#### [PROBLEM TO SOLVE]
The full set of entries has to be output exactly.

#### [Records from a data collection]
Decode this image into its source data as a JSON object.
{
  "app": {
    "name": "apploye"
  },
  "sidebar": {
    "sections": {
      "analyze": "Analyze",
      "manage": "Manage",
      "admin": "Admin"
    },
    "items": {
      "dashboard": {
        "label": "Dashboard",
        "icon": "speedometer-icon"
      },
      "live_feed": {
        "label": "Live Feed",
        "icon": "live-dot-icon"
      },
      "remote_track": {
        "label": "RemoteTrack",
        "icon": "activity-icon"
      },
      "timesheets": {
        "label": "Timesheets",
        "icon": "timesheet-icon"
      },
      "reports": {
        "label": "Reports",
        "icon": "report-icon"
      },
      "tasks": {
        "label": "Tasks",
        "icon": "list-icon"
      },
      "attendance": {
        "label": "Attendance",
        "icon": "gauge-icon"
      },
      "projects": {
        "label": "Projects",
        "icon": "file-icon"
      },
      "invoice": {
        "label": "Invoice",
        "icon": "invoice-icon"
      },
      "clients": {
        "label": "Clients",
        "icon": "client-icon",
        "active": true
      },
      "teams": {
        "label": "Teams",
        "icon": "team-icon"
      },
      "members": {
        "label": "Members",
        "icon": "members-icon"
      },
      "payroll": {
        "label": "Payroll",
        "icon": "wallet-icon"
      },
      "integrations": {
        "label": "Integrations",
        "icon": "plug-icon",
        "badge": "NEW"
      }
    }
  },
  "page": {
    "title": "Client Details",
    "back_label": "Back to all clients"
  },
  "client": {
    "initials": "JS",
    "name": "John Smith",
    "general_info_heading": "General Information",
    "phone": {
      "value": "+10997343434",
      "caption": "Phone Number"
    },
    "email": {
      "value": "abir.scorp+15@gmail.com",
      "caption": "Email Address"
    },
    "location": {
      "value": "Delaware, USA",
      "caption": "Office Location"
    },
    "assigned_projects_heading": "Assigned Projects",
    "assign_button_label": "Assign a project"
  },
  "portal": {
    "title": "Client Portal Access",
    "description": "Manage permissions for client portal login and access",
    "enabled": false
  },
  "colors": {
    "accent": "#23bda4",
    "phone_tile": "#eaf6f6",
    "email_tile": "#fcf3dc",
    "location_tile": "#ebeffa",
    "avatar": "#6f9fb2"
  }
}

#### [RESPONSE TO THIS EXERCISE]
Decode this image into its source data as a JSON object.
{
  "app": {
    "name": "apploye"
  },
  "sidebar": {
    "sections": {
      "analyze": "Analyze",
      "manage": "Manage",
      "admin": "Admin"
    },
    "items": {
      "dashboard": {
        "label": "Dashboard",
        "icon": "speedometer-icon"
      },
      "live_feed": {
        "label": "Live Feed",
        "icon": "live-dot-icon"
      },
      "remote_track": {
        "label": "RemoteTrack",
        "icon": "activity-icon"
      },
      "timesheets": {
        "label": "Timesheets",
        "icon": "timesheet-icon"
      },
      "reports": {
        "label": "Reports",
        "icon": "report-icon"
      },
      "tasks": {
        "label": "Tasks",
        "icon": "list-icon"
      },
      "attendance": {
        "label": "Attendance",
        "icon": "gauge-icon"
      },
      "projects": {
        "label": "Projects",
        "icon": "file-icon"
      },
      "invoice": {
        "label": "Invoice",
        "icon": "invoice-icon"
      },
      "clients": {
        "label": "Clients",
        "icon": "client-icon",
        "active": true
      },
      "teams": {
        "label": "Teams",
        "icon": "team-icon"
      },
      "members": {
        "label": "Members",
        "icon": "members-icon"
      },
      "payroll": {
        "label": "Payroll",
        "icon": "wallet-icon"
      },
      "integrations": {
        "label": "Integrations",
        "icon": "plug-icon",
        "badge": "NEW"
      }
    }
  },
  "page": {
    "title": "Client Details",
    "back_label": "Back to all clients"
  },
  "client": {
    "initials": "JS",
    "name": "John Smith",
    "general_info_heading": "General Information",
    "phone": {
      "value": "+10997343434",
      "caption": "Phone Number"
    },
    "email": {
      "value": "abir.scorp+15@gmail.com",
      "caption": "Email Address"
    },
    "location": {
      "value": "Delaware, USA",
      "caption": "Office Location"
    },
    "assigned_projects_heading": "Assigned Projects",
    "assign_button_label": "Assign a project"
  },
  "portal": {
    "title": "Client Portal Access",
    "description": "Manage permissions for client portal login and access",
    "enabled": false
  },
  "colors": {
    "accent": "#23bda4",
    "phone_tile": "#eaf6f6",
    "email_tile": "#fcf3dc",
    "location_tile": "#ebeffa",
    "avatar": "#6f9fb2"
  }
}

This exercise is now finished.